=== Section Start ===
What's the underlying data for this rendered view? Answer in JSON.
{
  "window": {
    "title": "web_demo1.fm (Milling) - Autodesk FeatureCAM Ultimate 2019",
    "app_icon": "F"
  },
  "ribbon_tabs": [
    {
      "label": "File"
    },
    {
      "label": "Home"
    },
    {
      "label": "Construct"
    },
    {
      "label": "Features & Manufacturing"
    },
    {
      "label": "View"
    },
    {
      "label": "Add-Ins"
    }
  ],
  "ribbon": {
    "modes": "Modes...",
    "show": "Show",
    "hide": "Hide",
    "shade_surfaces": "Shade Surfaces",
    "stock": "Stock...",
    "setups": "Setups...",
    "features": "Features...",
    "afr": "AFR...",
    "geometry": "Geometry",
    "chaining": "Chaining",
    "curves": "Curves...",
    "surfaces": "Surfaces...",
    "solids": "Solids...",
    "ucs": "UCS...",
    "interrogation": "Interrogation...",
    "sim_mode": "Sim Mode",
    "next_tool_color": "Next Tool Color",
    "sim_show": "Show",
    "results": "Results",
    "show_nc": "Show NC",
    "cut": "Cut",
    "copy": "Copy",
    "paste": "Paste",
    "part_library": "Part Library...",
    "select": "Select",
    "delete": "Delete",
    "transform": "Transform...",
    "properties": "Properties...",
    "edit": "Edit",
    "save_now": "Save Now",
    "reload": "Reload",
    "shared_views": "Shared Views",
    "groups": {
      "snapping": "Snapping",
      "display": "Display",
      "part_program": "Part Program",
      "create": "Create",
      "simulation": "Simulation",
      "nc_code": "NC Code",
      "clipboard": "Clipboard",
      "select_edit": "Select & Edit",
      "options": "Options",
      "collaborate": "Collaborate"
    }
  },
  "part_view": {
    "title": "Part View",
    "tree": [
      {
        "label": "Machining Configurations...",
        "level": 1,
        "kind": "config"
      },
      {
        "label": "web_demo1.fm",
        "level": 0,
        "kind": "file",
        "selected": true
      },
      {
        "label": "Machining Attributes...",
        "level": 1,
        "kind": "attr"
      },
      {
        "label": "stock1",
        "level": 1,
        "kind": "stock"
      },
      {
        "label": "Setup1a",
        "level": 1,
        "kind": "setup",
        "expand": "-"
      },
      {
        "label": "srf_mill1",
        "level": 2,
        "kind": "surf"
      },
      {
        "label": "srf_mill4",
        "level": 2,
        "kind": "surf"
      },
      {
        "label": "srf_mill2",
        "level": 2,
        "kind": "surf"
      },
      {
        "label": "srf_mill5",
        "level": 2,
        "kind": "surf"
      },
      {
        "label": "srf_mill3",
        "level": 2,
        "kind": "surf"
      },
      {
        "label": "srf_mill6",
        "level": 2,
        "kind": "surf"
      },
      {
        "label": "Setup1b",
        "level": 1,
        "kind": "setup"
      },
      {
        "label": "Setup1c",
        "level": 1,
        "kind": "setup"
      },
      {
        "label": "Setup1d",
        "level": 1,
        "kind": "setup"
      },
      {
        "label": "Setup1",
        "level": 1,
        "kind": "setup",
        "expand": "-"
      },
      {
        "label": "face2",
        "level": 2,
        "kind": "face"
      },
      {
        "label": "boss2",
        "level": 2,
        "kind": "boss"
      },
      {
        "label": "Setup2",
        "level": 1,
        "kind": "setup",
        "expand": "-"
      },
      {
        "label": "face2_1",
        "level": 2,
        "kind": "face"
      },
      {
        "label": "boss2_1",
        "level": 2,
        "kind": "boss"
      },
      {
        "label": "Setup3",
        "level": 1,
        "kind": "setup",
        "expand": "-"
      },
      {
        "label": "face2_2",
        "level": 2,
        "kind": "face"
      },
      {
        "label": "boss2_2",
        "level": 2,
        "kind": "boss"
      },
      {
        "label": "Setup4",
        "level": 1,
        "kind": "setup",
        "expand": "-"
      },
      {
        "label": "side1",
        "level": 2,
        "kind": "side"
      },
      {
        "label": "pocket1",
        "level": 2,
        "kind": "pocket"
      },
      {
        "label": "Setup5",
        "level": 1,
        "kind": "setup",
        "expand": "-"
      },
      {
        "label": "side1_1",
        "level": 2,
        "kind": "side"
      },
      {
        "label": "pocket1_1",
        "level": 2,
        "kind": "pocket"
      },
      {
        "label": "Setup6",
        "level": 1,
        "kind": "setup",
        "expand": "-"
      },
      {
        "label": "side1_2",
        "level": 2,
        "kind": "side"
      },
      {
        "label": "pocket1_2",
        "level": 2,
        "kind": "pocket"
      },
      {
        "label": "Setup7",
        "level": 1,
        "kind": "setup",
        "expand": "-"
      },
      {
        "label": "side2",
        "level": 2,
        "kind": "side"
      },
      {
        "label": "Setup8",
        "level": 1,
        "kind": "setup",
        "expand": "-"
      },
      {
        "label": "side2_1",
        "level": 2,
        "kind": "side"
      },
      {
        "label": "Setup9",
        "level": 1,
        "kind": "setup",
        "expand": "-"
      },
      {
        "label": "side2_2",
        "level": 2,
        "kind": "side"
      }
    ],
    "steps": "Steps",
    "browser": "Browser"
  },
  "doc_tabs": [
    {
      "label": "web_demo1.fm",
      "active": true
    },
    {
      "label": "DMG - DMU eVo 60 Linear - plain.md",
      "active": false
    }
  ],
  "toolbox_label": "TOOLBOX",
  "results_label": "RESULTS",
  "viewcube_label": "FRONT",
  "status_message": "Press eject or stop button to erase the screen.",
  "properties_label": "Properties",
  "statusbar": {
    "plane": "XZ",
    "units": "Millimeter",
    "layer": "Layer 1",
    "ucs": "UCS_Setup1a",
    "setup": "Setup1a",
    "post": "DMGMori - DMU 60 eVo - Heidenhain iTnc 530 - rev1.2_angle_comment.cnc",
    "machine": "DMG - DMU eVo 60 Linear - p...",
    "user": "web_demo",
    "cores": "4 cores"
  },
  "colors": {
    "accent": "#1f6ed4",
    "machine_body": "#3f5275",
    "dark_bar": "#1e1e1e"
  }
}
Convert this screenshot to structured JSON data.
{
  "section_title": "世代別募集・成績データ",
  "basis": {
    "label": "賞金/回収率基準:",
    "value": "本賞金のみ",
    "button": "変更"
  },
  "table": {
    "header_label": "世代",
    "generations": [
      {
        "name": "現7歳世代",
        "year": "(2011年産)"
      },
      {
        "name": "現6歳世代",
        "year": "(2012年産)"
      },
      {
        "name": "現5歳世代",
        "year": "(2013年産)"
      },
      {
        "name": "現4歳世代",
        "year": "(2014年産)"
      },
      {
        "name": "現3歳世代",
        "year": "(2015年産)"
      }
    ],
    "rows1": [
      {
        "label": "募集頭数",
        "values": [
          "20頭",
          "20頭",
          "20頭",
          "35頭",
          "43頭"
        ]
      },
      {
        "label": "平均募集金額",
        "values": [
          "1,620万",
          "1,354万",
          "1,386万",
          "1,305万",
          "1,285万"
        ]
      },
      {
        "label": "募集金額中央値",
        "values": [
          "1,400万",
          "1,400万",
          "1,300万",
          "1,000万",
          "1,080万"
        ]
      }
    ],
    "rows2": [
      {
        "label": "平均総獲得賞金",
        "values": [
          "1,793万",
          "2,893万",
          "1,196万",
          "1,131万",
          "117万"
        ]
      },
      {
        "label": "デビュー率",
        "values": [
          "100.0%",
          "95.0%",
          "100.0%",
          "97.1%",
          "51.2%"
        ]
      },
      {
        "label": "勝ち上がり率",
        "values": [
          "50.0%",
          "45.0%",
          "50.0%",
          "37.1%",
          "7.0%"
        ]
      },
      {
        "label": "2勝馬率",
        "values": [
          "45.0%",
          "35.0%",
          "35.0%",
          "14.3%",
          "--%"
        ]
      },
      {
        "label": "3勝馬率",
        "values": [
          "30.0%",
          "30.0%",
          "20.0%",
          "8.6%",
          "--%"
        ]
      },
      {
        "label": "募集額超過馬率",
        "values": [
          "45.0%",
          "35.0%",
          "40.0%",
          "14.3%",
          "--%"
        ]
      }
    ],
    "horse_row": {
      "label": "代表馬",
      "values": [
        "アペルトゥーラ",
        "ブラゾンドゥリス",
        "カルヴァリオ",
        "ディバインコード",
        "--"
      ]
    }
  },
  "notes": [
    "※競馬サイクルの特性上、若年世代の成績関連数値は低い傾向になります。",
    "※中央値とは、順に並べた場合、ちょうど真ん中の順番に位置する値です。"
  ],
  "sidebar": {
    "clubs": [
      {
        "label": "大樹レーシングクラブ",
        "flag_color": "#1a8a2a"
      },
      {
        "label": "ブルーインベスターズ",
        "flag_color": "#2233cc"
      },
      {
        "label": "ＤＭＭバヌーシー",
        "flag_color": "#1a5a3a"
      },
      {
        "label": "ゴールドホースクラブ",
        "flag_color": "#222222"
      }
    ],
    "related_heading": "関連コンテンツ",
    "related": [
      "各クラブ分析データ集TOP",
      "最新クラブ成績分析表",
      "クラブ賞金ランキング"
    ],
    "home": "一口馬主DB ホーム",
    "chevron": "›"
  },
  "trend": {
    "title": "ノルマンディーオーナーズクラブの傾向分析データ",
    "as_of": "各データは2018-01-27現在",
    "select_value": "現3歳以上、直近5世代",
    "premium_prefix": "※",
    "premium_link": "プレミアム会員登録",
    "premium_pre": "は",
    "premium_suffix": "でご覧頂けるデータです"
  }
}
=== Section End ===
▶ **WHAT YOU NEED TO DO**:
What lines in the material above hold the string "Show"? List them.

▶ **EXPECTED ANSWER**:
    "show": "Show",
    "sim_show": "Show",
    "show_nc": "Show NC",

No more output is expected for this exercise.